The USB Native Driver Fling, a popular ESXi driver by Songtao Zheng and William Lam that adds support for USB-based Network Adapters, has been updated to version 1.6. The new version has added support for RTL8156 based 2.5GBASE-T network adapters.

Multi-Gigabit network adapters with 5GBASE-T are available for a while, but those 5GbE adapters cost about $100 USD. The new driver allows the usage of 2.5GbE adapters that are available for as low as $25 USD. The driver was released yesterday, and luckily I already own a bunch of 2.5GbE adapters, so I could give it a test drive immediately.

CableCreation USB 3.0 to 2.5 Gigabit LAN Adapter (CD0673)

Read More »ESXi VMKUSB NIC Fling adds support for 2.5GBASE-T Adapters

How to add the USB NIC Fling to ESXi 7.0 Base Image

Many people are using the USB NIC Fling by William Lam and Songtao Zheng in homelabs. To make a fresh installation or upgrade as simple as possible, I've created a new Image Profile that contains the USB NIC driver.

This article explains how to create a custom ESXi 7.0 Image including the NIC driver to either upgrade previous versions of ESXi or make a fresh  ESXi installation with USB NIC support.

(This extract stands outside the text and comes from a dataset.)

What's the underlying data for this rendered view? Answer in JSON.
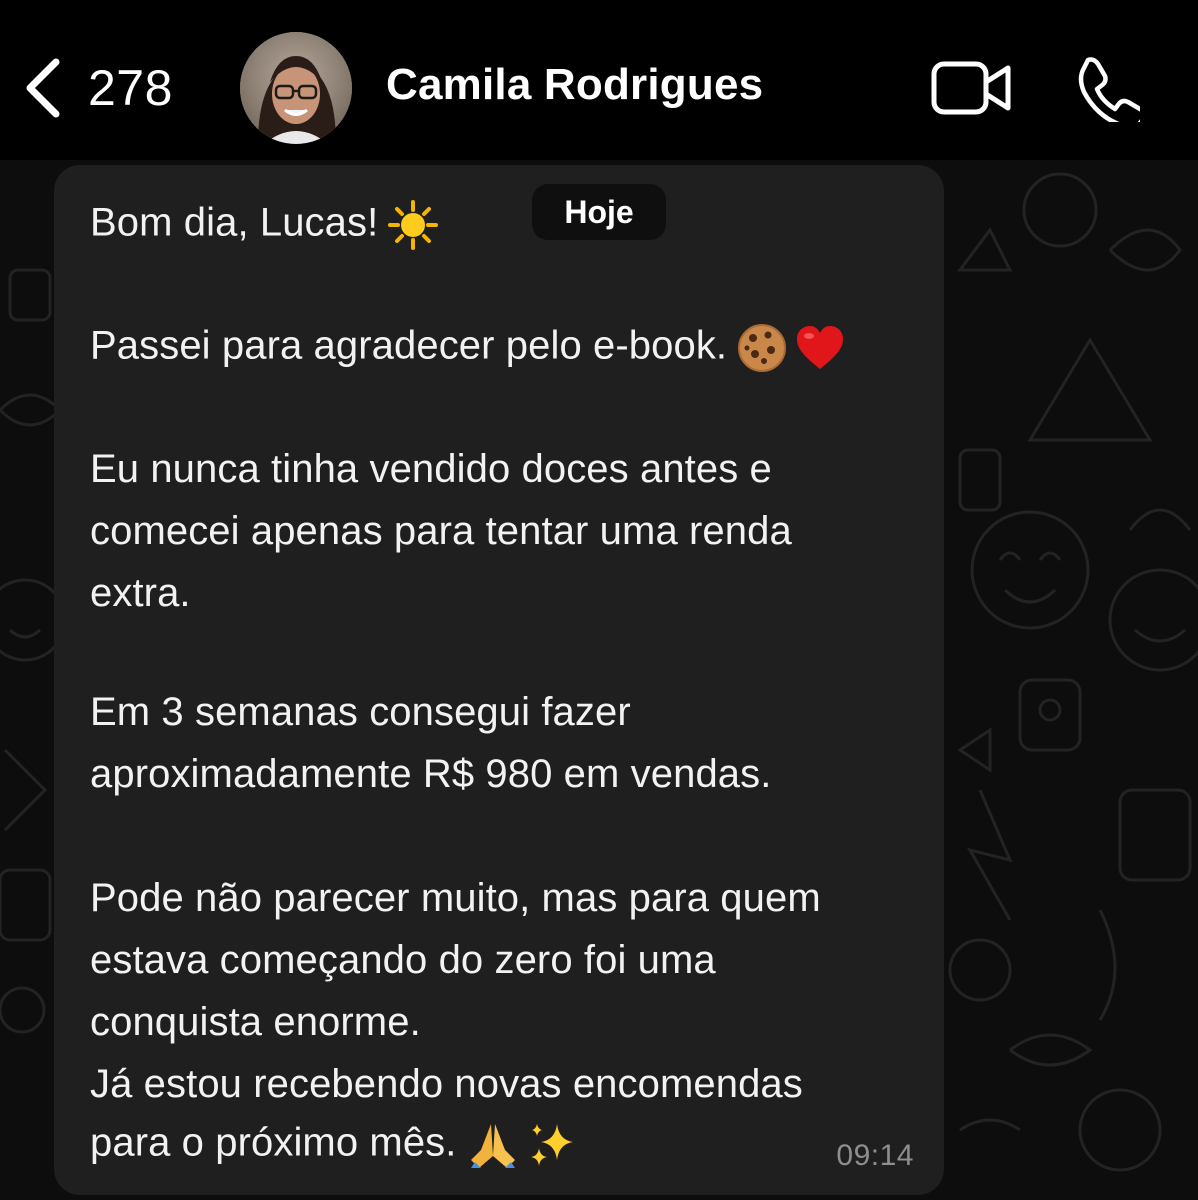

Read More »How to add the USB NIC Fling to ESXi 7.0 Base Image

Homelab - Will ESXi 7.0 run on Intel NUC?

esxi-on-5th-gen-NUC5i3MYHEVMware vSphere ESXi 7.0 is here and while you might want to wait before you upgrade your production, it's time to explore the new features in your Homelab. I've received questions on whether it is safe to upgrade and some folks are already having trouble with the upgrade.

First of all, short answer:
Yes - ESXi 7.0 will run on 5th - 10th Gen NUCs.

Long answer...

Read More »Homelab - Will ESXi 7.0 run on Intel NUC?

Export-ESXImageProfile fails with WinError 10054

When creating an ESXi ISO Image from VMware's Online Depot by using the PowerCLI command Export-ESXImageProfile -ExportToISO, the creation might fail with the following error message:

Export-ESXImageProfile : [WinError 10054] An existing connection was forcibly closed by the remote host

Creating an offline .zip bundle (-ExportToBundle) works without any problems. To work around this issue, create the .zip bundle first and then create the .iso file from the local software depot.Read More »Export-ESXImageProfile fails with WinError 10054

ESXi on 10th Gen Intel NUC (Comet Lake - Frost Canyon)

Intel's Comet Lake-based 10th Gen Frost Canyon NUC series is currently rolled out and after some initial problems with the NIC driver, it is time to take a look at their capabilities to run VMware ESXi. NUCs are not officially supported by VMware but they are very widespread in many homelabs or test environments. They are small, silent, transportable and have very low power consumption, making it a great server for your homelab. The Frost Canyon is available with i3, i5, and i7 CPU. It's the first series that is available with a Hexa-Core CPU and full 64GB Memory support. Besides that, there are only minor improvements compared to their predecessor, the Bean Canyon.

  • NUC10i7FNH/NUC10i7FNK (Intel Core i7-10710U - 6 Core, up to 4.7 GHz)
  • NUC10i5FNH/NUC10i5FNK (Intel Core i5-10210U - 4 Core, up to 4.2 GHz)
  • NUC10i3FNH/NUC10i3FNK (Intel Core i3-10110U - 2 Core, up to 4.1 GHz)

Read More »ESXi on 10th Gen Intel NUC (Comet Lake - Frost Canyon)

How to check NVMe Drives TBW in ESXi with PowerCLI

When working with SSDs, you have to keep an eye on its TBW ("Total Bytes Written" or "Terabytes Written"). A maximum TBW guarantee is typically provided by the vendor in their specifications. This value describes how data can be written to the entire device until the warranty expires. The current value can be checked with S.M.A.R.T.

This article explains how to check the TBW value on NVMe based drives running in an ESXi host with PowerShell or from the command line. If you have a SATA based SSD drive, check this article.

Read More »How to check NVMe Drives TBW in ESXi with PowerCLI